Ignorance and Want are perhaps the most blatantly allegorical figures in A Christmas Carol. Collectively, they represent the conditions of the poor: wretched, hungry, and unable to pull themselves from their misery. Scrooge, who has often given the poor little thought beyond general contempt, is forced to look upon society's most vulnerable when the Ghost of Christmas Present shows the two children hiding beneath his robe.
As the Ghost of Christmas Present points out to Scrooge, these two children are the result of a society that disregards the less fortunate:
“Spirit! are they yours?” Scrooge could say no more.
“They are Man’s,” said the Spirit, looking down upon them. “And they cling to me, appealing from their fathers. This boy is Ignorance. This girl is Want. Beware them both, and all of their degree, but most of all beware this boy, for on his brow I see that written which is Doom, unless the writing be erased. Deny it!” cried the Spirit, stretching out its hand towards the city. “Slander those who tell it ye! Admit it for your factious purposes, and make it worse. And bide the end!”
“Have they no refuge or resource?” cried Scrooge.
“Are there no prisons?” said the Spirit, turning on him for the last time with his own words. “Are there no workhouses?”
Of the two children, Ignorance is designated as the more dangerous because ignorance of the misery of the poor—willful or not—only prolongs the social problem of poverty. Want can be relieved, even if only temporarily, but ignorance requires more vigilance to overcome because it requires a lasting change of heart on the part of those who are more privileged.

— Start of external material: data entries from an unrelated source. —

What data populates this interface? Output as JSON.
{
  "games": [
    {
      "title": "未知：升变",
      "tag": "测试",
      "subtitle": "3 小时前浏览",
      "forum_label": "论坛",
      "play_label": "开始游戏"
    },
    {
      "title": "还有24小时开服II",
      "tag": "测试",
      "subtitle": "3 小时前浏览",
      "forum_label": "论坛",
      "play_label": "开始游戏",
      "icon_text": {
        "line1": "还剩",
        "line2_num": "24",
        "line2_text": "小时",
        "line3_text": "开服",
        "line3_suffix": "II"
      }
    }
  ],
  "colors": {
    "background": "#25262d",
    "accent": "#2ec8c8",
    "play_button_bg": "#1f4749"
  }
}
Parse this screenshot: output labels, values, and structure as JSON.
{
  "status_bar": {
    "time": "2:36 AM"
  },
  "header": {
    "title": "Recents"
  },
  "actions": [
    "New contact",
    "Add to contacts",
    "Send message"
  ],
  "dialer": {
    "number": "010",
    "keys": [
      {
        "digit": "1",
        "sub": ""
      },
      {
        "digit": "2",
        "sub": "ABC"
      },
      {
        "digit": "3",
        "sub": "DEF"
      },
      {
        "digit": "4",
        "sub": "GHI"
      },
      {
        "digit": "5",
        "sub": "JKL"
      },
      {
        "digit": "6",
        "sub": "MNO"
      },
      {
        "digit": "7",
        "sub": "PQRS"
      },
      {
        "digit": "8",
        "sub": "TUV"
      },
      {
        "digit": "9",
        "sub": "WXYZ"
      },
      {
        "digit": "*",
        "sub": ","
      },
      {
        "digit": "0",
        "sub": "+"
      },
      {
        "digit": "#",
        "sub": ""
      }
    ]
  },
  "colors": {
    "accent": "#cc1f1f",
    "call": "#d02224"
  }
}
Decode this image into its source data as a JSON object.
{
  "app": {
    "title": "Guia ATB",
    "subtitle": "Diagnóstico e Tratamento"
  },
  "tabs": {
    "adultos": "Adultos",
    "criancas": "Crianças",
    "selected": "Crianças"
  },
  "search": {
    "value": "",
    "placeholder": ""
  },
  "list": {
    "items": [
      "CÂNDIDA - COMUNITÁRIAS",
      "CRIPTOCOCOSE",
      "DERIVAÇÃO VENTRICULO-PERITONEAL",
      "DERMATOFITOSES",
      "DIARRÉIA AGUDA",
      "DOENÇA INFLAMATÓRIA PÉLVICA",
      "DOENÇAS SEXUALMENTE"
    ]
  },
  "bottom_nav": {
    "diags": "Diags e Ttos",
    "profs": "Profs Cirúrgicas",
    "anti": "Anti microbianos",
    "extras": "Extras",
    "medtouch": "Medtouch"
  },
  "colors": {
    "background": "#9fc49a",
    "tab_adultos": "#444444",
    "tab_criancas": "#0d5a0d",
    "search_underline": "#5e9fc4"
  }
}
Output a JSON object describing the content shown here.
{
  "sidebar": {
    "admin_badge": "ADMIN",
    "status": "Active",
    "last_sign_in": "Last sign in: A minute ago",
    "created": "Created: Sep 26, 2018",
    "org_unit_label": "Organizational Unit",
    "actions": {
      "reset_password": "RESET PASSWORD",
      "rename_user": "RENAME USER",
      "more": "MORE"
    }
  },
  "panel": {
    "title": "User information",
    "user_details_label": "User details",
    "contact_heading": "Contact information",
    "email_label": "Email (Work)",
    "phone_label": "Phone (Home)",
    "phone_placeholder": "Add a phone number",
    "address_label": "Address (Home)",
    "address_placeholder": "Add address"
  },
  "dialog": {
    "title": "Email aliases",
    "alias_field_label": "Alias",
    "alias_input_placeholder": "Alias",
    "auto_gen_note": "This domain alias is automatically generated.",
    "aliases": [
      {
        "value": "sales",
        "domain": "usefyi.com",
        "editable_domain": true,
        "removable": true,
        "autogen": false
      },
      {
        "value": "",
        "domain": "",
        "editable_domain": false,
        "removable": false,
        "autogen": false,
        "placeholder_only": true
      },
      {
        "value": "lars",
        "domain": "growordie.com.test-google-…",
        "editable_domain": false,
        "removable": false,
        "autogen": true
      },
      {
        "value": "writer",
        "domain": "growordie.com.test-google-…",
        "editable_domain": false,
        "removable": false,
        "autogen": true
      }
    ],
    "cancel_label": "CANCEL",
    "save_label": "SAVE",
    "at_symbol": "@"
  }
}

By forcing the needy into workhouses and prisons, the problem itself is not solved, and the cycle of poverty only perpetuates itself.
That Ignorance and Want cling to the Ghost of Christmas Present is especially significant. By tethering these figures to the present moment rather than to the past or future (both of which cannot be accessed), Dickens is emphasizing to his audience that there are children living in poverty right now as the reader is perusing Scrooge's story. There is no room for regret or waiting. No excuses can be made for not helping them, as Scrooge comes to find out. Now that he has a face attached to the general mass of poor people he has so often ignored, Scrooge realizes the callousness of his earlier opinions on how those at society's margins should be treated.